Ask most combat veterans to name the worst experience of their lives, and they'll probably tell you it was war. But confusingly, if you ask them to choose the best experience of their life, they'll usually say it was war, too. This is nearly impossible for someone who has not been in war to understand. Contrary to the steady stream of Wounded Warrior Foundation commercials on TV, combat veterans are not broken, and they are not victims. Pitying them belittles their experiences and misrepresents the challenges they face after military life. Combat veterans have experienced a spectrum of emotions whose breadth supersedes by a number you cannot imagine the emotional fluctuations of civilian life. That's why it's hard to care about normal things when you come back. Ask a combat veteran about this, it's a common feeling.

What is it about war that soldiers miss? This is a question that every civilian should try to understand. This is a moving and insightful book, weaving stories from the flight deck of a U.S. aircraft carrier off Syria to climbing a forbidden Himalayan pass into Tibet to explain one of the most everlasting of human pursuits - war. It's also about coming home and confronting another kind of struggle, which we all share - the search for happiness.
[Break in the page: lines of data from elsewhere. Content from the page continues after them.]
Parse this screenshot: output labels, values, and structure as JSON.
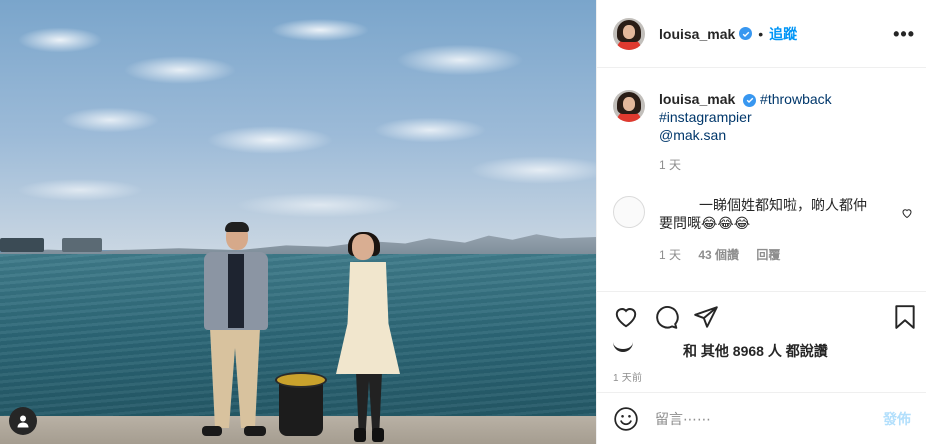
{
  "post": {
    "username": "louisa_mak",
    "follow_label": "追蹤",
    "dot": "•",
    "more": "•••"
  },
  "caption": {
    "username": "louisa_mak",
    "hashtag1": "#throwback",
    "hashtag2": "#instagrampier",
    "mention": "@mak.san",
    "time": "1 天"
  },
  "comment": {
    "text": "一睇個姓都知啦，啲人都仲要問嘅😂😂😂",
    "time": "1 天",
    "likes": "43 個讚",
    "reply": "回覆"
  },
  "likes": {
    "text": "和 其他 8968 人 都說讚"
  },
  "post_time": "1 天前",
  "add_comment": {
    "placeholder": "留言⋯⋯",
    "post_label": "發佈"
  },
  "colors": {
    "verified": "#3897f0",
    "follow": "#0095f6",
    "post_disabled": "#b2dffc"
  },
  "icons": [
    "verified-badge-icon",
    "more-options-icon",
    "heart-icon",
    "comment-icon",
    "share-icon",
    "bookmark-icon",
    "emoji-icon",
    "user-tag-icon"
  ]
}
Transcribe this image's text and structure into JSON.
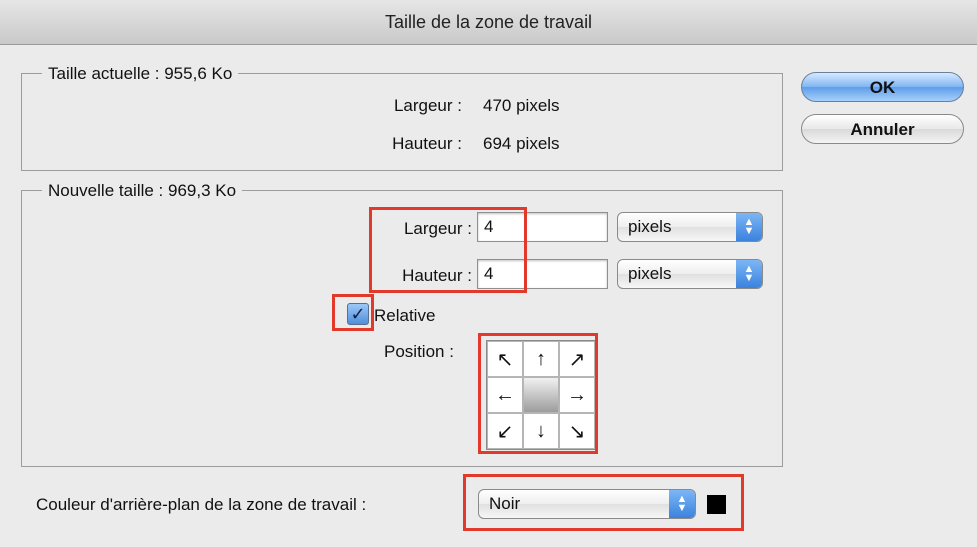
{
  "window": {
    "title": "Taille de la zone de travail"
  },
  "current_size": {
    "legend": "Taille actuelle : 955,6 Ko",
    "width_label": "Largeur :",
    "width_value": "470 pixels",
    "height_label": "Hauteur :",
    "height_value": "694 pixels"
  },
  "new_size": {
    "legend": "Nouvelle taille : 969,3 Ko",
    "width_label": "Largeur :",
    "width_value": "4",
    "width_unit": "pixels",
    "height_label": "Hauteur :",
    "height_value": "4",
    "height_unit": "pixels",
    "relative_label": "Relative",
    "relative_checked": true,
    "position_label": "Position :",
    "anchor_arrows": [
      "↖",
      "↑",
      "↗",
      "←",
      "",
      "→",
      "↙",
      "↓",
      "↘"
    ]
  },
  "buttons": {
    "ok": "OK",
    "cancel": "Annuler"
  },
  "background": {
    "label": "Couleur d'arrière-plan de la zone de travail :",
    "value": "Noir",
    "swatch_color": "#000000"
  },
  "colors": {
    "highlight": "#e23a2a",
    "accent": "#5c9ee8"
  }
}
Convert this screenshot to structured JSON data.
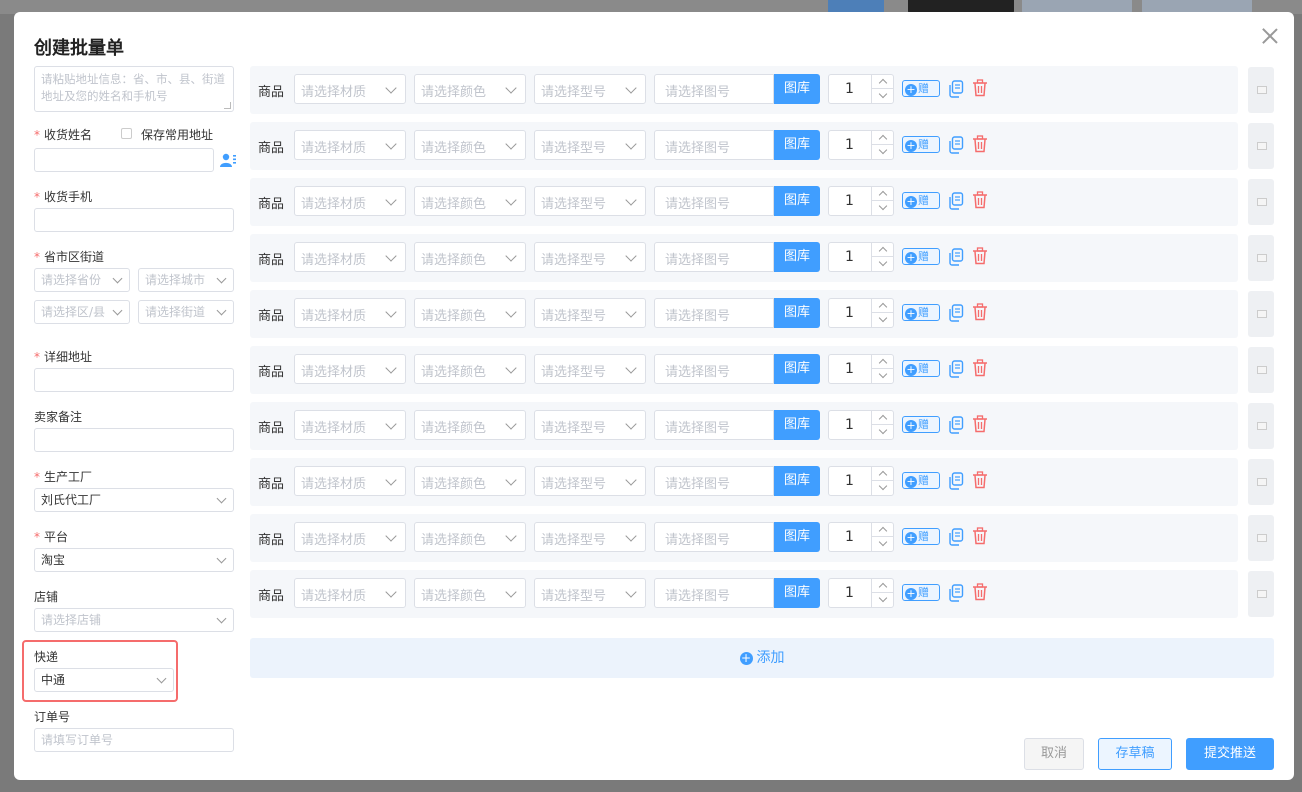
{
  "modal": {
    "title": "创建批量单"
  },
  "form": {
    "paste_placeholder": "请粘贴地址信息：省、市、县、街道地址及您的姓名和手机号",
    "receiver_name_label": "收货姓名",
    "save_address_label": "保存常用地址",
    "receiver_phone_label": "收货手机",
    "region_label": "省市区街道",
    "province_placeholder": "请选择省份",
    "city_placeholder": "请选择城市",
    "district_placeholder": "请选择区/县",
    "street_placeholder": "请选择街道",
    "address_label": "详细地址",
    "remark_label": "卖家备注",
    "factory_label": "生产工厂",
    "factory_value": "刘氏代工厂",
    "platform_label": "平台",
    "platform_value": "淘宝",
    "shop_label": "店铺",
    "shop_placeholder": "请选择店铺",
    "express_label": "快递",
    "express_value": "中通",
    "order_label": "订单号",
    "order_placeholder": "请填写订单号"
  },
  "product_row": {
    "label": "商品",
    "material_placeholder": "请选择材质",
    "color_placeholder": "请选择颜色",
    "model_placeholder": "请选择型号",
    "pattern_placeholder": "请选择图号",
    "gallery_label": "图库",
    "gift_label": "赠"
  },
  "products": [
    {
      "qty": "1"
    },
    {
      "qty": "1"
    },
    {
      "qty": "1"
    },
    {
      "qty": "1"
    },
    {
      "qty": "1"
    },
    {
      "qty": "1"
    },
    {
      "qty": "1"
    },
    {
      "qty": "1"
    },
    {
      "qty": "1"
    },
    {
      "qty": "1"
    }
  ],
  "add_label": "添加",
  "buttons": {
    "cancel": "取消",
    "draft": "存草稿",
    "submit": "提交推送"
  },
  "colors": {
    "primary": "#409eff",
    "danger": "#f56c6c"
  }
}
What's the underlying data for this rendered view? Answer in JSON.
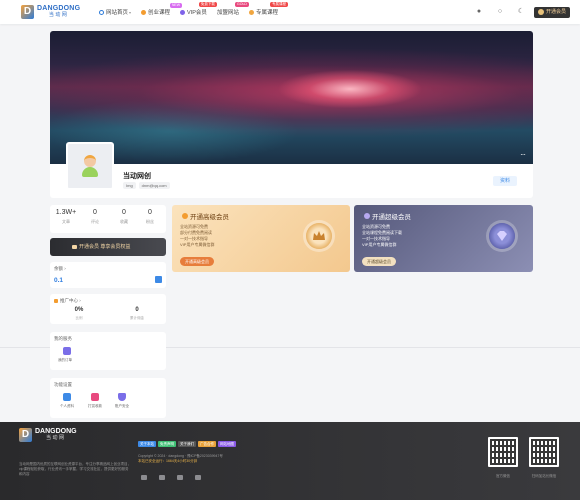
{
  "header": {
    "logo_en": "DANGDONG",
    "logo_cn": "当动网",
    "nav": [
      {
        "label": "网站首页",
        "icon": "home-icon",
        "color": "#2d7bd8",
        "arrow": true,
        "badge": "",
        "badge_color": ""
      },
      {
        "label": "创业课程",
        "icon": "course-icon",
        "color": "#f39c2f",
        "arrow": false,
        "badge": "NEW",
        "badge_color": "#d86cf0"
      },
      {
        "label": "VIP会员",
        "icon": "vip-icon",
        "color": "#7f63e9",
        "arrow": false,
        "badge": "免费下载",
        "badge_color": "#f04848"
      },
      {
        "label": "加盟网站",
        "icon": "",
        "color": "",
        "arrow": false,
        "badge": "GOLD",
        "badge_color": "#e84a7f"
      },
      {
        "label": "专属课程",
        "icon": "special-icon",
        "color": "#f0a640",
        "arrow": false,
        "badge": "专属课程",
        "badge_color": "#f04848"
      }
    ],
    "user_button": "开通会员"
  },
  "profile": {
    "name": "当动网创",
    "tags": [
      "Img",
      "dnm@qq.com"
    ],
    "info_button": "资料"
  },
  "stats": [
    {
      "value": "1.3W+",
      "label": "文章"
    },
    {
      "value": "0",
      "label": "评论"
    },
    {
      "value": "0",
      "label": "收藏"
    },
    {
      "value": "0",
      "label": "粉丝"
    }
  ],
  "vip_bar": "开通会员 尊享会员权益",
  "balance": {
    "title": "余额 ›",
    "value": "0.1"
  },
  "promo": {
    "title": "推广中心 ›",
    "items": [
      {
        "value": "0%",
        "label": "比例"
      },
      {
        "value": "0",
        "label": "累计佣金"
      }
    ]
  },
  "services": {
    "title": "我的服务",
    "items": [
      {
        "label": "我的订单"
      }
    ]
  },
  "settings": {
    "title": "功能设置",
    "items": [
      {
        "label": "个人资料",
        "color": "#3d8ae6"
      },
      {
        "label": "打赏收款",
        "color": "#e84a7f"
      },
      {
        "label": "账户安全",
        "color": "#7a6ee8"
      }
    ]
  },
  "vip_cards": [
    {
      "title": "开通高级会员",
      "features": [
        "全站资源可免费",
        "部分付费免费阅读",
        "一对一技术指导",
        "VIP用户专属微信群"
      ],
      "button": "开通高级会员",
      "title_color": "#6b3e10",
      "text_color": "#7a5a34",
      "btn_bg": "#e77d3b",
      "btn_color": "#fff"
    },
    {
      "title": "开通超级会员",
      "features": [
        "全站资源可免费",
        "全站课程免费阅读下载",
        "一对一技术指导",
        "VIP用户专属微信群"
      ],
      "button": "开通超级会员",
      "title_color": "#ffffff",
      "text_color": "#ffffff",
      "btn_bg": "#f2e0c0",
      "btn_color": "#5a4a2a"
    }
  ],
  "footer": {
    "logo_en": "DANGDONG",
    "logo_cn": "当动网",
    "description": "当动网是国内优质的互联网创业资源平台，专注分享精品网上创业项目，vip课程轻松获取，行业资讯一手掌握，学习交流社区，提供更好的服务和内容",
    "links": [
      {
        "label": "关于本站",
        "bg": "#3d8ae6"
      },
      {
        "label": "免责声明",
        "bg": "#3fbf74"
      },
      {
        "label": "关于我们",
        "bg": "#555"
      },
      {
        "label": "广告合作",
        "bg": "#e8a23a"
      },
      {
        "label": "网站地图",
        "bg": "#8a5ae6"
      }
    ],
    "copyright": "Copyright © 2024 · dangdong · 豫ICP备2023039947号",
    "notice": "本站已安全运行：1664天4小时30分钟",
    "qr": [
      {
        "label": "官方微信"
      },
      {
        "label": "扫码加站长微信"
      }
    ]
  }
}
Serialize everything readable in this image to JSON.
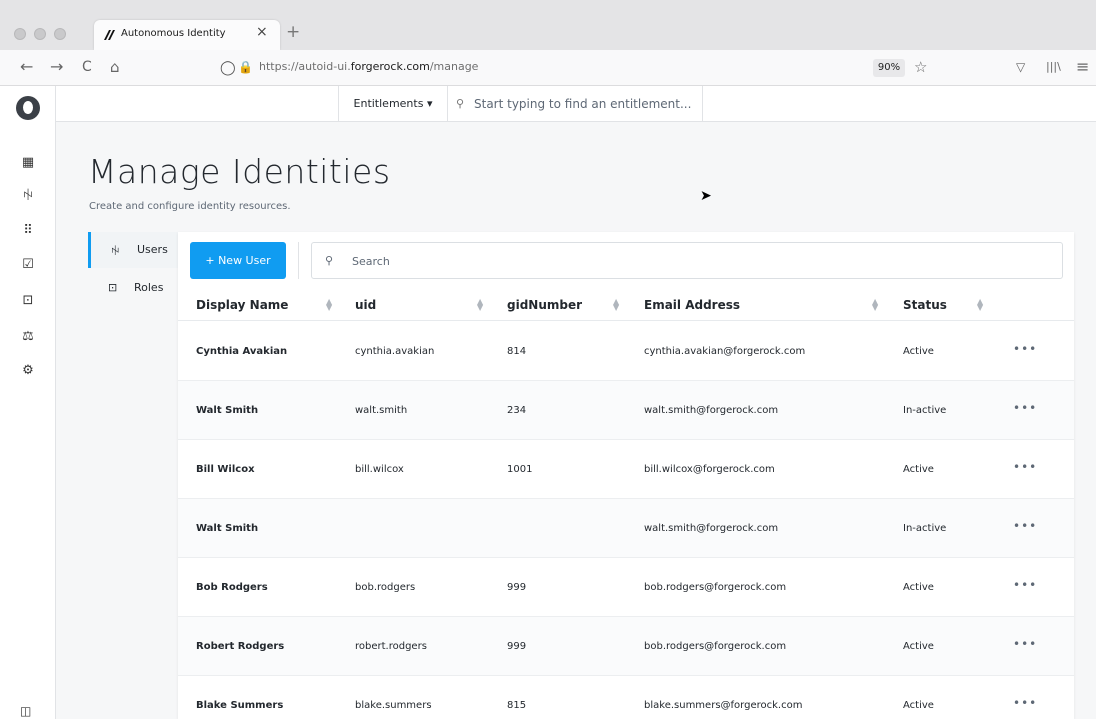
{
  "browser": {
    "tab_title": "Autonomous Identity",
    "tab_close": "×",
    "new_tab": "+",
    "url_prefix": "https://autoid-ui.",
    "url_domain": "forgerock.com",
    "url_path": "/manage",
    "zoom": "90%",
    "nav": {
      "back": "←",
      "forward": "→",
      "reload": "C",
      "home": "⌂",
      "shield": "◯",
      "lock": "🔒",
      "star": "☆",
      "pocket": "▽",
      "library": "|||\\",
      "menu": "≡"
    }
  },
  "appbar": {
    "entitlements_dropdown": "Entitlements ▾",
    "search_placeholder": "Start typing to find an entitlement..."
  },
  "page": {
    "title": "Manage Identities",
    "subtitle": "Create and configure identity resources."
  },
  "sidenav": {
    "items": [
      {
        "label": "Users",
        "icon": "users-icon",
        "active": true
      },
      {
        "label": "Roles",
        "icon": "roles-icon",
        "active": false
      }
    ]
  },
  "toolbar": {
    "new_user_label": "+ New User",
    "search_placeholder": "Search"
  },
  "table": {
    "columns": [
      "Display Name",
      "uid",
      "gidNumber",
      "Email Address",
      "Status"
    ],
    "rows": [
      {
        "display_name": "Cynthia Avakian",
        "uid": "cynthia.avakian",
        "gid": "814",
        "email": "cynthia.avakian@forgerock.com",
        "status": "Active"
      },
      {
        "display_name": "Walt Smith",
        "uid": "walt.smith",
        "gid": "234",
        "email": "walt.smith@forgerock.com",
        "status": "In-active"
      },
      {
        "display_name": "Bill Wilcox",
        "uid": "bill.wilcox",
        "gid": "1001",
        "email": "bill.wilcox@forgerock.com",
        "status": "Active"
      },
      {
        "display_name": "Walt Smith",
        "uid": "",
        "gid": "",
        "email": "walt.smith@forgerock.com",
        "status": "In-active"
      },
      {
        "display_name": "Bob Rodgers",
        "uid": "bob.rodgers",
        "gid": "999",
        "email": "bob.rodgers@forgerock.com",
        "status": "Active"
      },
      {
        "display_name": "Robert Rodgers",
        "uid": "robert.rodgers",
        "gid": "999",
        "email": "bob.rodgers@forgerock.com",
        "status": "Active"
      },
      {
        "display_name": "Blake Summers",
        "uid": "blake.summers",
        "gid": "815",
        "email": "blake.summers@forgerock.com",
        "status": "Active"
      }
    ],
    "row_actions": "•••"
  },
  "colors": {
    "accent": "#109cf1",
    "text": "#23282e",
    "muted": "#5e6875",
    "background": "#f6f7f8"
  }
}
In this collection, Peterson writes of war from the perspective of both a combatant and a witness, taking the reader from combat missions over Afghanistan as an Air Force special operations pilot to the front lines against ISIS in Iraq, and the trenches and tank battles of the war in Ukraine. Interweaving his front-line reports with a narrative about his own transformation from a combat pilot to a war journalist, Peterson explores a timeless paradox - why does coming home from war feel like such a disappointment?